1. a very large massive gregarious artiodactyl mammal, Hippopotamus amphibius, living in or around the rivers of tropical Africa: family Hippopotamidae. It has short legs and a thick skin sparsely covered with hair
2. pigmy hippopotamus a related but smaller animal, Choeropsis liberiensis
References in periodicals archive ?
We conducted a cross-sectional, interviewer-administered household survey in 3 villages with access to riverbeds where hippopotamuses died: Cliikwa, Chigoma, and Chimpamaba.
The second part of the investigation involved going into the field to view 3 of the areas where most of the infected hippopotamuses were found.

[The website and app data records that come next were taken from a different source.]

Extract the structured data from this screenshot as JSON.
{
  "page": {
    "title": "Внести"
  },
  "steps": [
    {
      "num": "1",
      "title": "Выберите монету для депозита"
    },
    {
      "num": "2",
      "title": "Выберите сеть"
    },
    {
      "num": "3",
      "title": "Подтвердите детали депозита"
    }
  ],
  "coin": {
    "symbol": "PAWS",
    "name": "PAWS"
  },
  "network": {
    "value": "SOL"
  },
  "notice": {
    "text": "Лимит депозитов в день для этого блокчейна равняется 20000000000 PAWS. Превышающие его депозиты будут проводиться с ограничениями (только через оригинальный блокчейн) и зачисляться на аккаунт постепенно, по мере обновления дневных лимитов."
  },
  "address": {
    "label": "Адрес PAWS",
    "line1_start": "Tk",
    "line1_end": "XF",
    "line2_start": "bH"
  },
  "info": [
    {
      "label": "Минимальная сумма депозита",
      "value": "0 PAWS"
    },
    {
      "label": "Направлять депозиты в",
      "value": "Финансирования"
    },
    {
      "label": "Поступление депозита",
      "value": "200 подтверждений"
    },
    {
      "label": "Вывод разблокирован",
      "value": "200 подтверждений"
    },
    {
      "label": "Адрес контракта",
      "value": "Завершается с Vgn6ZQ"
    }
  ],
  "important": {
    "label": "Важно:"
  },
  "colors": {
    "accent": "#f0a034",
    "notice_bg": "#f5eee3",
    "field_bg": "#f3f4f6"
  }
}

At 1 of the sites, previous human interaction with dead hippopotamuses was evident.
A large outbreak of cutaneous anthrax among humans in the Chama District of Zambia was associated with physical contact with meat from hippopotamuses that had died of anthrax, specifically skinning, carrying, or cutting the meat.
From this investigation we found that the greatest risk for having anthrax diagnosed came from carrying, skinning, or butchering hippopotamuses.

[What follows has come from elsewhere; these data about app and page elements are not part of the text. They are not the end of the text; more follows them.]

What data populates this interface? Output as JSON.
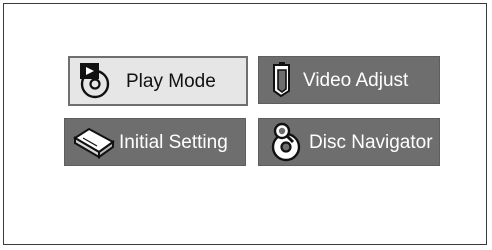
{
  "menu": {
    "items": [
      {
        "label": "Play Mode",
        "icon": "play-disc-icon",
        "selected": true
      },
      {
        "label": "Video Adjust",
        "icon": "video-adjust-icon",
        "selected": false
      },
      {
        "label": "Initial Setting",
        "icon": "initial-setting-icon",
        "selected": false
      },
      {
        "label": "Disc Navigator",
        "icon": "disc-navigator-icon",
        "selected": false
      }
    ]
  },
  "colors": {
    "selected_background": "#e6e6e6",
    "button_background": "#6e6e6e",
    "button_text": "#ffffff",
    "selected_text": "#111111",
    "frame_border": "#3a3a3a"
  }
}
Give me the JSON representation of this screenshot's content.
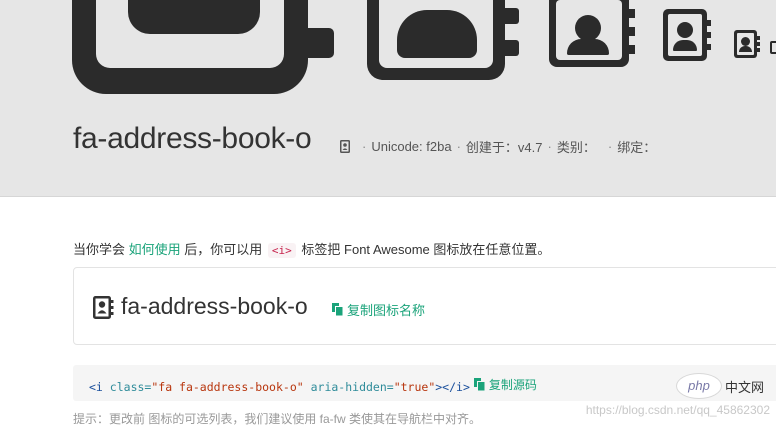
{
  "icon": {
    "name": "fa-address-book-o",
    "semantic": "address-book-icon"
  },
  "meta": {
    "unicode": "Unicode: f2ba",
    "created": "创建于：v4.7",
    "category": "类别：",
    "alias": "绑定："
  },
  "intro": {
    "prefix": "当你学会",
    "link": "如何使用",
    "middle": "后，你可以用",
    "tag": "<i>",
    "suffix": "标签把 Font Awesome 图标放在任意位置。"
  },
  "demo": {
    "copy_label": "复制图标名称"
  },
  "code": {
    "open_tag": "<i",
    "attr_class": "class=",
    "val_class": "\"fa fa-address-book-o\"",
    "attr_aria": "aria-hidden=",
    "val_aria": "\"true\"",
    "close": "></i>",
    "copy_label": "复制源码"
  },
  "footer_partial": "提示：更改前 图标的可选列表，我们建议使用 fa-fw 类使其在导航栏中对齐。",
  "watermark": "https://blog.csdn.net/qq_45862302",
  "badge": {
    "php": "php",
    "cn": "中文网"
  },
  "colors": {
    "hero_bg": "#e6e6e6",
    "icon_dark": "#2b2b2b",
    "accent": "#1aa37a"
  }
}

Deformed children are not generally considered by the Nuer to be hippopotamuses, only this one.
84 from E-P's Nuer Religion Nonetheless, for some reason Ramsey thought the Nuer drown their deformed babies, believing them hippopotamuses.
In fact, hippopotamuses look and act more like pigs, which are their relatives.
When hippopotamuses are angry, they huff and puff and make loud, deep, honking sounds.
Many big mammals are endangered, but common hippopotamuses are doing well in the places where they still live.
Fossils of antelopes, hippopotamuses, and other animals recovered near the Hadar jaw suggest that early Homo lived in an open, grassy locale with stands of trees and water nearby, the scientists contend.
For example, if one knows that hippopotamuses have an ulnar artery, one would test whether all mammals have an ulnar artery by examining hamsters rather than rhinoceroses.